Curveball 74.96 74.61 74.19 73.46 75.05

As with any fastball/slider relief pitcher, especially an aging one, velocity is one of the most important measures to look at, considering the continued success of both pitches can, at times, be largely dependent on maintained velocity. Thankfully, this doesn't appear to be an issue for Belisle just yet as he has maintained a pretty consistent average velocity on all five of the pitches in his repertoire.

Belisle maxed out over 96 MPH with his fourseamer and nearly touched 95 with his twoseamer last season, but I wouldn't expect much of this type of heat in 2015, except in appearances after extended periods of rest, which, if things go as planned, won't be often.. Rather, the video embedded below is probably the best representation of what we can expect: his fourseamer in the 92-93 MPH range with a hard 86-88 MPH slider.

Dragless horizontal movement (in inches)

Pitch Type 2014 2013 2012 2011 2010
Fourseam -3.98 -4.27 -4.1 -4.3 -4.64
Twoseam/Sinker -9.01 -10.3 -9.22 -8.86 -8.24
Changeup -7.4 -6.67 -7.05 -6.2 -8.28
Slider +3.9 +3.73 +4.38 +4.37 +3.61
Curveball +11.91 +11.26 +11.87 +13.05 +10.97

As a pitcher ages, there is a good chance we see a drop in velocity, though this reasonably takes slightly longer to occur in relievers due to their workload.
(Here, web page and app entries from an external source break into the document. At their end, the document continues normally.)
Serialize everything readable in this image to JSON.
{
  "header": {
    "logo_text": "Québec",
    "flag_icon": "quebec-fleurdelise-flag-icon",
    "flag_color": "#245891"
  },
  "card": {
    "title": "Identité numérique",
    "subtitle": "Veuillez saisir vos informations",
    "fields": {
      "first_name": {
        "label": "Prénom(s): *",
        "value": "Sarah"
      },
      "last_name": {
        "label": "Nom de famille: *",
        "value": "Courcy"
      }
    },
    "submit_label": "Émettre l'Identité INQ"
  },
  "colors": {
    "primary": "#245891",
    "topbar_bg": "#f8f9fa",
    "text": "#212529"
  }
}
Thus, there tends to be an increase in horizontal movement to "make up for" the drop in velocity. Well, as shown in the previous chart on velocity, Belisle has not really suffered a drop in velocity yet and as seen in this chart, there hasn't been much of a difference associated with his pitches' horizontal movements, either. This is a very good thing for the Cardinals because it means that though we saw a decline in production/results in 2014, we have not necessarily seen a decline in the process (aka his repertoire).

The difference in horizontal movement between his breaking balls and his fastballs is desirable and helps generate a decent amount of swings and misses. I say "decent" because the Cardinals already have premium swing and miss relievers in Trevor Rosenthal and Jordan Walden, both of which have higher whiffs-per-swing rates than Belisle. On pitches swung at in 2014, hitters whiffed 20.3% and 34.15% of the time against his slider and curveball, respectively. A large factor behind this is the 8 to 16 inch difference seen in horizontal movement between the pitches.

Bottom line

For a $3.5 million base salary with a maximum of $4 million based on appearances, I have become a fan of this signing. Belisle adds a dependable right-handed arm to the bullpen, ultimately making it easier to move Carlos Martinez to the rotation should he win the job in Spring Training. It's a low-risk, medium-to-high reward type move made by Mozeliak that is common place for general managers in late November, early December after making big splashes earlier in the offseason.


Supplementary reading

I found this BlitzKrieg article titled "How to pitch at Coors Field" especially intriguing as it included numerous quotes from the newest Cardinal reliever. Belisle sounds extremely intelligent with a good grasp on his repertoire. If his arm is fully healthy, which one could reasonably assume it is given he should have undergone a physical prior to signing, one would think he could provide value to the right side of the Cardinals bullpen in 2015.


Cardinals fill void created by Kantrovitz's departure

The internal promotion of Chris Correa to director of scouting (to replace the void created by Dan Kantrovitz's leaving) should come at no surprise. Mozeliak understandably wanted this position filled quickly with winter meetings rapidly approaching, and Correa seemed like one of the few names best fit for the job. The 34-year-old Correa has been with the organization since 2009, with his latest position being the director of baseball development.

With experience in both scouting/player evaluation and statistical analysis, Correa should be able to pick up right where Kantrovitz left off, with help from the support staff already put in place. I would imagine that Correa will be discussed more leading up to the MLB Draft as well as afterward to see if we can get a grasp on his specific draft strategy (hopefully, this guy will still be available when it is time for the Cardinals to pick).

As always, credit to Brooks Baseball for the PITCHF/x data used in this post.